(Think of the Kingdom of David in 1000 B.C., and then the boundaries of the West Bank in Israel/Palestine this day. The location of the settlements and the enormous problems ahead. Is the Kingdom of David about the same? Never underestimate mythos, or holy books).

Stefan was to focus on the military Machiavelli. He was asked to think about it in the context of the current situation with the U.S. military. Max was to zero in on the political side of Machiavelli.

The use of power in the interest of the state, and the survival of “The Prince”, was all important to Machiavelli according to Max. The leader needs to avoid being hated, but quite willing to be feared. We talked about how Machiavelli looked back with enormous pride to the Republic of ancient Rome. Stefan spoke of "The Art of War" by Machiavelli and applied it to his current Drake basketball moments. Like, a win cancels out a toxic memory, is the greatest cure and inspiration; how training, the basic fundamentals of war that Machiavelli writes about, could be applied to the need for basketball skills. How the preparation produces the result. We discussed how Machiavelli compromised his views when he wrote "The Prince" to gain favor with the Medici family. That his rich thought and brilliance is seen in other works. The nation-state formed in the Machiavelli vision became the Hegel model of the state as the soul, that salvation is realized within the nation/state. And thus follows aggression from absolute power. The relevant loss of power as seen in the current president of the U. S. was not discussed, but it will be. Will he end up being "feared", or "hated?"

Kristine focused on Galileo - the personal life as well as the scientific.

Kristine closed the seminar on the Renaissance with the plight of Galileo, silenced by a church that did not admit that he was right about the earth orbiting the sun until four centuries later. He wasn't around for the big day. Kristine was quick to point out "born agains", their unscientific belief behavior, parallel the Galileo scene at this time in America. How human suffering is increased by belief in "holy books".

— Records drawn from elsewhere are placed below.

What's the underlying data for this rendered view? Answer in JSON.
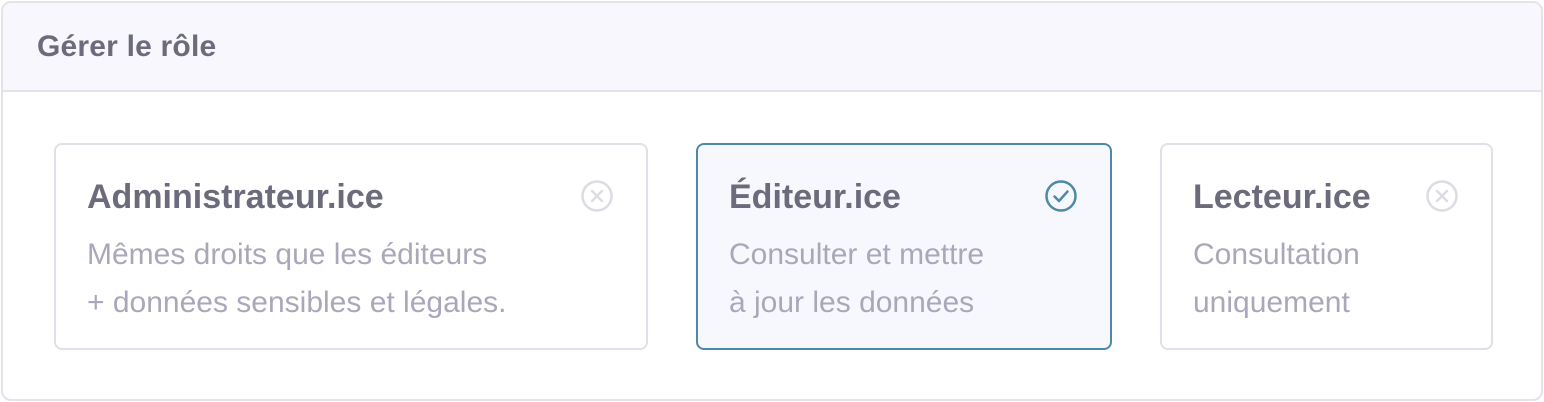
{
  "header": {
    "title": "Gérer le rôle"
  },
  "roles": [
    {
      "title": "Administrateur.ice",
      "description_lines": [
        "Mêmes droits que les éditeurs",
        "+ données sensibles et légales."
      ],
      "selected": false,
      "status_icon": "x-circle-icon"
    },
    {
      "title": "Éditeur.ice",
      "description_lines": [
        "Consulter et mettre",
        "à jour les données"
      ],
      "selected": true,
      "status_icon": "check-circle-icon"
    },
    {
      "title": "Lecteur.ice",
      "description_lines": [
        "Consultation",
        "uniquement"
      ],
      "selected": false,
      "status_icon": "x-circle-icon"
    }
  ],
  "colors": {
    "selected_border": "#4d8aa5",
    "selected_background": "#f7f8fe",
    "unselected_icon": "#dcdce3",
    "title_text": "#6c6b7b",
    "description_text": "#a9a8bb"
  }
}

I told of Bruno who was burned alive by the church in our Campo di Fiori in Rome, how he would not compromise truth as he reasoned it. A 100 yards or so toward the Tiber from where Arete always has a dinner when in Rome, and the statue of Bruno, is where Caesar was stabbed to death. That Bruno was a greater man than Caesar because of his values and courage. Like Hus in Prague who awaits us. Arete 2007 will visit Hus and Paul Wilkinson (Arete '83, 2001 in Prague in July).